Don’t tell me the cooked rice seller at Kaneshie Market selling next to the public toilet from which there is a spill of human excreta, the tro-tro driver’s mate who sleeps under his master’s vehicle all night all year can be relied upon to keep their surroundings clean! They do not care. That is why we vote for Presidents every four years to appoint ministers and District Chief Executive (DCEs) and Inspector General Police (IGPs) to ensure that we (average Ghanaians) are kept within the law and are protected from ourselves.

Hate Mensa Otabil all you like, his statement is true, that if you populated the United Kingdom (UK) with Ghanaians and brought Britons to live in Ghana, something would happen in two weeks: Ghana would be clean and the UK will be dirty. The difference is leadership.

In Ghana, we import food from Sahelian Burkina Faso. Can you imagine! I cannot promise that I will be the best African President, but there is one thing I can promise: I can feed the people. I can make Ghana self-sufficient in food production. After all, it does not take the brains of a PhD rocket scientist: it takes the vision of a Senior High School (SHS) certificate holder. At the time General (late, Mr) Kutu Acheampong, achieved that feat, he had nothing but a commercial school certificate and a few years in military academy.

The Democratic Republic of Congo (DRC), potentially one of the richest countries on earth is a land with unimaginable wealth of natural resources. It is on record that 75 per cent of the copper that went into the making of the brass casings used by the Allied Powers in World War I was from DR Congo and the uranium for the nuclear bombs dropped on Hiroshima and Nagasaki in World War II came from its mines.

Yet more than two-thirds of the people of this country live on less than one dollar a day!

Blame colonialism, yes; blame slavery, yes; but I will also tell you the story of its former President, General Mobutu Sese Seku. Till his overthrow and death, he was arguably the richest Head of State in the world. He built a $100 million palace for himself, with an ultra-long airstrip next to it, designed to take the Concorde aircraft which he constantly chartered for shopping trips to Paris.

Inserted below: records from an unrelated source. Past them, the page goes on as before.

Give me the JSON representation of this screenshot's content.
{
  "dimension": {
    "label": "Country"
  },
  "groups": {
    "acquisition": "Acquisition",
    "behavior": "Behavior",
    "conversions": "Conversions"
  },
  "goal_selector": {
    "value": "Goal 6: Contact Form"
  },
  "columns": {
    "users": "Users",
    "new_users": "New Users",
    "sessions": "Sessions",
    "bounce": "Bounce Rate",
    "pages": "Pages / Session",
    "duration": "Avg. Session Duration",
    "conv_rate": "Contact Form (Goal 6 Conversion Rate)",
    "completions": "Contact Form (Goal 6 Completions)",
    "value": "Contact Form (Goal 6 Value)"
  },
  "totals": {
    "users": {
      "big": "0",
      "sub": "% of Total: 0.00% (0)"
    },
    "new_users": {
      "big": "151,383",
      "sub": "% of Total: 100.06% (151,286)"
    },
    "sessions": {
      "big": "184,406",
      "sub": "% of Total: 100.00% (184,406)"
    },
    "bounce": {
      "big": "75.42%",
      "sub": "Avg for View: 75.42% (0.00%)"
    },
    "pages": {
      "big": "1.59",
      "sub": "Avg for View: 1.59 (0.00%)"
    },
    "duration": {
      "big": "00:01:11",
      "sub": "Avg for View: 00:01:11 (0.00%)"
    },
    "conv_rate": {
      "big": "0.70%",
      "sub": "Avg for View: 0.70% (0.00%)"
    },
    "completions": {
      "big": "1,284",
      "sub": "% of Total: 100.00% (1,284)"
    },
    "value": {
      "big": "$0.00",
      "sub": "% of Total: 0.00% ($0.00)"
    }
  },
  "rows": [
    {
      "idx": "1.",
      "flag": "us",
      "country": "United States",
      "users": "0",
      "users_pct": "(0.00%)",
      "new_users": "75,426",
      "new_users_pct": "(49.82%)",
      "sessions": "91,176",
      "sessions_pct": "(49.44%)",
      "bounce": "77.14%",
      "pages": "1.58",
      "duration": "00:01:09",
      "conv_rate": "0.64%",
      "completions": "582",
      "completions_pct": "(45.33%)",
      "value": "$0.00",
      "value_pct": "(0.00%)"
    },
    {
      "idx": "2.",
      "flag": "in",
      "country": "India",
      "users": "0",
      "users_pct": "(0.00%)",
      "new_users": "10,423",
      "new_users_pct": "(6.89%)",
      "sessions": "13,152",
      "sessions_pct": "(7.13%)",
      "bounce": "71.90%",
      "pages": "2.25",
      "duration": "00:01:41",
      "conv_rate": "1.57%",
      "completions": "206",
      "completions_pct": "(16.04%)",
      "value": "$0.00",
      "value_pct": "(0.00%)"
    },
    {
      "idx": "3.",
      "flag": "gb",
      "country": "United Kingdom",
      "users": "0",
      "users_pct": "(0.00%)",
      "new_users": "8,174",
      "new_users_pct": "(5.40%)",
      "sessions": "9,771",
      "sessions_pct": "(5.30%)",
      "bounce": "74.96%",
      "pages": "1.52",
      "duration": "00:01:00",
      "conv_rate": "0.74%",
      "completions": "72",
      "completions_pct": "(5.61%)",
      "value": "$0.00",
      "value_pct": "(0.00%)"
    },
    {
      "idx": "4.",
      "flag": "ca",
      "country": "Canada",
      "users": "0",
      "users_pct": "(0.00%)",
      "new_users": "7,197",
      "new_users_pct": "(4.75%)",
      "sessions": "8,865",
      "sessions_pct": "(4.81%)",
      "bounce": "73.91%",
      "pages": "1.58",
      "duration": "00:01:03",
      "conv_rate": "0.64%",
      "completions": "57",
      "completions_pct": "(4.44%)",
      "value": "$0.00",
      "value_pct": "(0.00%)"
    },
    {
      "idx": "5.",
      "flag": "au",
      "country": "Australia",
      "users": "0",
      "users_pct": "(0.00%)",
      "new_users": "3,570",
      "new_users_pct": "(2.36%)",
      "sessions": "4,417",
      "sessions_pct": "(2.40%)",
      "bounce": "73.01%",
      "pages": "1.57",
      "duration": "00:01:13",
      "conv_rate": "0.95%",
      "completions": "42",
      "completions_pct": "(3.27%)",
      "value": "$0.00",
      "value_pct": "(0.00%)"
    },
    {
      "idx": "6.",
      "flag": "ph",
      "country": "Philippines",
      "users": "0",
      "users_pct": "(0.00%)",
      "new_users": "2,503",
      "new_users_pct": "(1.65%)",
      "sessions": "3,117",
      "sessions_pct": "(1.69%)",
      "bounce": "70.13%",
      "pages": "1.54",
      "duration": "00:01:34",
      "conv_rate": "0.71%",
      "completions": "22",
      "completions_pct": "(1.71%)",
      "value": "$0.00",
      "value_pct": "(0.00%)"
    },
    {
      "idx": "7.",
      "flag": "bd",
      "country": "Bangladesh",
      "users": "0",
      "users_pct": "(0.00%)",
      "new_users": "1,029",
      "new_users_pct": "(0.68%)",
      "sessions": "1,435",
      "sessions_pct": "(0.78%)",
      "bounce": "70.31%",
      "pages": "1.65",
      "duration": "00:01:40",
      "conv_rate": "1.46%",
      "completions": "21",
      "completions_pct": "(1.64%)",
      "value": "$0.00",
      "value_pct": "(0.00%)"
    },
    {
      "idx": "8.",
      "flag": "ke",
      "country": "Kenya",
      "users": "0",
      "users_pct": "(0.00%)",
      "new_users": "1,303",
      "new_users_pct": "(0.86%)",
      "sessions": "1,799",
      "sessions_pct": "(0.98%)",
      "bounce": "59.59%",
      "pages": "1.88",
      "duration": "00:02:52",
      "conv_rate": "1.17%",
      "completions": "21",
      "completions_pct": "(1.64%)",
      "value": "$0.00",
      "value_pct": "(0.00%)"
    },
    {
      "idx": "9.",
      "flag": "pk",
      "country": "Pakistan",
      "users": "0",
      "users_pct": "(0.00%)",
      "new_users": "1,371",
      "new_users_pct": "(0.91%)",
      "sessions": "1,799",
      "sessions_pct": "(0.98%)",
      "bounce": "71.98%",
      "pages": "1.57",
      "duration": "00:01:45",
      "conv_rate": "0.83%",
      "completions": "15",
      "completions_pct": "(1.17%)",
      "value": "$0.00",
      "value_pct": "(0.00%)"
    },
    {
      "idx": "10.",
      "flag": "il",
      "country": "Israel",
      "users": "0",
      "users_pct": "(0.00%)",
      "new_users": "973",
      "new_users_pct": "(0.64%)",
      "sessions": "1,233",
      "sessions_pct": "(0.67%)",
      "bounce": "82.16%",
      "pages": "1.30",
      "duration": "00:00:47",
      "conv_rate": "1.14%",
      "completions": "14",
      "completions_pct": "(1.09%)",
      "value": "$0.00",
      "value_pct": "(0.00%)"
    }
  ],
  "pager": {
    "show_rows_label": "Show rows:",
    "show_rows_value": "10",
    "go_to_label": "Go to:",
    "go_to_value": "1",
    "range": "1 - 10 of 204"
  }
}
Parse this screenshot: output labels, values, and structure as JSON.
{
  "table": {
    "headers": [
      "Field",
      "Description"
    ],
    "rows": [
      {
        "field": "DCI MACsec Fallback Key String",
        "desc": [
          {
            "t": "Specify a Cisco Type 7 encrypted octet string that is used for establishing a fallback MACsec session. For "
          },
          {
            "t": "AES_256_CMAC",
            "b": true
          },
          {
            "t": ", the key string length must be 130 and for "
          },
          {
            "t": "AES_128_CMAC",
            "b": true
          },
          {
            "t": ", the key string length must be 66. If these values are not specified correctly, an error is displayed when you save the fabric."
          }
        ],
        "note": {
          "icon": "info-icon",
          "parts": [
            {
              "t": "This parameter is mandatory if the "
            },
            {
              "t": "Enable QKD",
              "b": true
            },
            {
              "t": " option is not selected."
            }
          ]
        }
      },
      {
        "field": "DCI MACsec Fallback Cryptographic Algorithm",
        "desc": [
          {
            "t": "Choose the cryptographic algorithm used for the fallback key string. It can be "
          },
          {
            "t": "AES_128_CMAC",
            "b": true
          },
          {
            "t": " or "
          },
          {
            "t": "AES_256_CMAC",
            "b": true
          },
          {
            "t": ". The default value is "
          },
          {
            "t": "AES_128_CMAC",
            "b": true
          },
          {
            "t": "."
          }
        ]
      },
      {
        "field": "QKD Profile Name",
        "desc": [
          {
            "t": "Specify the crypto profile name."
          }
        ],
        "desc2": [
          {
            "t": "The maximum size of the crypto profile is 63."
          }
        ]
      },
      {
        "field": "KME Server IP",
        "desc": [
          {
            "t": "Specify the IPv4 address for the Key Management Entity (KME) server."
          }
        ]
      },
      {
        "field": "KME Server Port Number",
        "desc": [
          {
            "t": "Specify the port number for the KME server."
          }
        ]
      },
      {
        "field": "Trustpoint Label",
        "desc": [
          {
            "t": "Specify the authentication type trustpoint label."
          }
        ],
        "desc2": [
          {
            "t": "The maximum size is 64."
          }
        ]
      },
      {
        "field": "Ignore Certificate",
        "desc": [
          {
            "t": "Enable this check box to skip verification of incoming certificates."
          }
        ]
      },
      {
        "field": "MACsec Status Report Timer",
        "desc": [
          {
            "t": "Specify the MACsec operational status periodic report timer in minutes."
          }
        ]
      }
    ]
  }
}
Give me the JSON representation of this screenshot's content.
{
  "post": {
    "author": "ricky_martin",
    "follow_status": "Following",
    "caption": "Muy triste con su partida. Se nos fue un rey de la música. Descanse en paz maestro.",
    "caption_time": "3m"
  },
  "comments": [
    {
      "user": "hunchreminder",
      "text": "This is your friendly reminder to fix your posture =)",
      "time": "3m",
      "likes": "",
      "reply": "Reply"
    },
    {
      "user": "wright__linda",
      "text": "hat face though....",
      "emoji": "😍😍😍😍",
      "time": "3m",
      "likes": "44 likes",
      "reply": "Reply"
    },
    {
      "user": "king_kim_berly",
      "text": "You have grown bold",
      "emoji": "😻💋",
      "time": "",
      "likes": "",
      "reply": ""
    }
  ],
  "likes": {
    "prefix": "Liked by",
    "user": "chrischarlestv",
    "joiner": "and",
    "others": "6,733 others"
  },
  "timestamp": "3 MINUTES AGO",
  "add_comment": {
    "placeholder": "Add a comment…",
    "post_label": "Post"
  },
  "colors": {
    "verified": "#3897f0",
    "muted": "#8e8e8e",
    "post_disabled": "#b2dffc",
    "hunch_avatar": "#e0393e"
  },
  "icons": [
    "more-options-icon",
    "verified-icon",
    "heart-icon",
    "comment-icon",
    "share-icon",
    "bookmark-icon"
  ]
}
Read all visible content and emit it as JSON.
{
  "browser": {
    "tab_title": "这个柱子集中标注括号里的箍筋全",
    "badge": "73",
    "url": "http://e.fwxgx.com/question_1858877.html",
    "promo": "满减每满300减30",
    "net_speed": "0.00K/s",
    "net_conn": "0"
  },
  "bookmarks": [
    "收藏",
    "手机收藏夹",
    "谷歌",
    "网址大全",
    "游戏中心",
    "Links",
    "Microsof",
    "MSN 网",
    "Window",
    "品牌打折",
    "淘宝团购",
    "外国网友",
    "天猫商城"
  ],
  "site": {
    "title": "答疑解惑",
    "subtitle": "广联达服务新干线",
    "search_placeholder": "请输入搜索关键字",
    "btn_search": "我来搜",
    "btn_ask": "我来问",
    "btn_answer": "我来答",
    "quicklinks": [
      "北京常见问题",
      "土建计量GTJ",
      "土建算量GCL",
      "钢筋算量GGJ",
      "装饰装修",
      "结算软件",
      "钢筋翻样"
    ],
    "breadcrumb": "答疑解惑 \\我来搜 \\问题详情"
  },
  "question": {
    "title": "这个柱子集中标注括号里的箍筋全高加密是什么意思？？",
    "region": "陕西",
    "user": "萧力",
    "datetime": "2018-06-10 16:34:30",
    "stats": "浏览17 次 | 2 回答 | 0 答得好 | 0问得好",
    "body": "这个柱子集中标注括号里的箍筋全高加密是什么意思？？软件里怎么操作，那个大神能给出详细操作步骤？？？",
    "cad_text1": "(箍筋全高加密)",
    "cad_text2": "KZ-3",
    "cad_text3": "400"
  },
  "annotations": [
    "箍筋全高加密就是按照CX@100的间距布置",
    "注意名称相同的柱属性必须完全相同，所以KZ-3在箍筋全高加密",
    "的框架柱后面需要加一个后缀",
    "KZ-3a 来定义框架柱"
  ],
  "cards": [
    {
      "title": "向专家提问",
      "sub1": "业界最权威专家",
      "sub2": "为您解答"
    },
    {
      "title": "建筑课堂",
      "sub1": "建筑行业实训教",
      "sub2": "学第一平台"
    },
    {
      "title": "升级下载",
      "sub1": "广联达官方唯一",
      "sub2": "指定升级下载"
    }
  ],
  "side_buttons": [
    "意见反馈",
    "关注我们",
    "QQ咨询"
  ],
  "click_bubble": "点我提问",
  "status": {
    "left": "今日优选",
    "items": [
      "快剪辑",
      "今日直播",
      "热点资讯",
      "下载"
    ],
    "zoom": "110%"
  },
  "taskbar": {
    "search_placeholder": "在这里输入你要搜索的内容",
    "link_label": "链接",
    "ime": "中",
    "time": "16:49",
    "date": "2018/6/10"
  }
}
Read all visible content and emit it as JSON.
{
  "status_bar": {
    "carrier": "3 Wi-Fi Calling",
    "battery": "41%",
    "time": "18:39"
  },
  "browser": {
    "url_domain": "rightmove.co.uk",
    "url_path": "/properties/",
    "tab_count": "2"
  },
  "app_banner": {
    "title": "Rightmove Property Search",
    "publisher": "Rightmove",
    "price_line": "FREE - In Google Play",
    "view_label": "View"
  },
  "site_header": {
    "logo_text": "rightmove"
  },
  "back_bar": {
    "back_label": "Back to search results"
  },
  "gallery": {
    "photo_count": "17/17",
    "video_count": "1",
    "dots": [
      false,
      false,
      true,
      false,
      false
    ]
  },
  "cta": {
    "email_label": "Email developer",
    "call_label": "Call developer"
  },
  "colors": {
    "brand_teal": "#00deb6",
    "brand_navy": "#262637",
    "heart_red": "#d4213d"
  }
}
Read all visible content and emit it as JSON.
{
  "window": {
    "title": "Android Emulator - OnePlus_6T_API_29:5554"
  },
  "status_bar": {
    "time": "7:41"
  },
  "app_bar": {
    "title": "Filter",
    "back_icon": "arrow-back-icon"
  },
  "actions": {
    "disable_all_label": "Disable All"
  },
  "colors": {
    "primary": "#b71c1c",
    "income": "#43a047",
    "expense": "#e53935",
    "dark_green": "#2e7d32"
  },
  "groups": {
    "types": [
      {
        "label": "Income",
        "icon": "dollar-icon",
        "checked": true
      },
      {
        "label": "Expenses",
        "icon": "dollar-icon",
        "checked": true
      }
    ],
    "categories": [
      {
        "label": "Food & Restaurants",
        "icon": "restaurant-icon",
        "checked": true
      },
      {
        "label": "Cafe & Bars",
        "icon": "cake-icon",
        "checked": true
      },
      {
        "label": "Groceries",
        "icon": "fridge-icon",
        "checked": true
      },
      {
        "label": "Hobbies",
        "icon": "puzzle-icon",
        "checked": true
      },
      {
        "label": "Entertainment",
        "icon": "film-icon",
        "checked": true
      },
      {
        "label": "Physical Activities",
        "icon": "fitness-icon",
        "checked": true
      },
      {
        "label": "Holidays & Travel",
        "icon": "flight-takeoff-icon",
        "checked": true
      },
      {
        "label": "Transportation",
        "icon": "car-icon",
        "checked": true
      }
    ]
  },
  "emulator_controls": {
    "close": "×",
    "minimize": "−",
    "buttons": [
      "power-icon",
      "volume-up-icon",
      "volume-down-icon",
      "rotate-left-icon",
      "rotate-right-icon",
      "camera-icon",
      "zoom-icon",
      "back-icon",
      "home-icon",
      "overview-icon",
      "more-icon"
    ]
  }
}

What has not been done for Africa? We have had ‘Development Decades’. We have had PAMSCADs; we have had ERPs. If acronyms developed a continent, Africa will be the riches. Hundreds of billions of dollars has been sent to African nations in the form of direct aid. The consensus is that the money has had little long-term effect. Large proportions were invested in weapons and the remaining was directly misappropriated by corrupt governments.

Someone has observed that corruption is not only about stealing funds. It is also about putting bad people in prime positions; people who have neither the passion (sincerity) nor the qualification (skills) to do the job.

We have pushed, and are pushing, for debt relief. However, the example of Ghana has shown that the solution is not necessarily debt-forgiveness. So soon after receiving about $3.7bn in debt relief, Ghana is back to unsustainable debt. We are HIPC without wanting to be so declared.

How do we get out of this stranglehold? Some say Africa should be sold on the stock exchange; that as well as its citizens, foreigners should be free to buy shares. The problem I can foresee is that, if the likes of Dangote do not buy enough of it, there is the fear that European, North American and Chinese billionaires will gobble up our continent and take over not only the economy but also the politics.

Let’s face it: but for pride, could this not be the solution for Africa?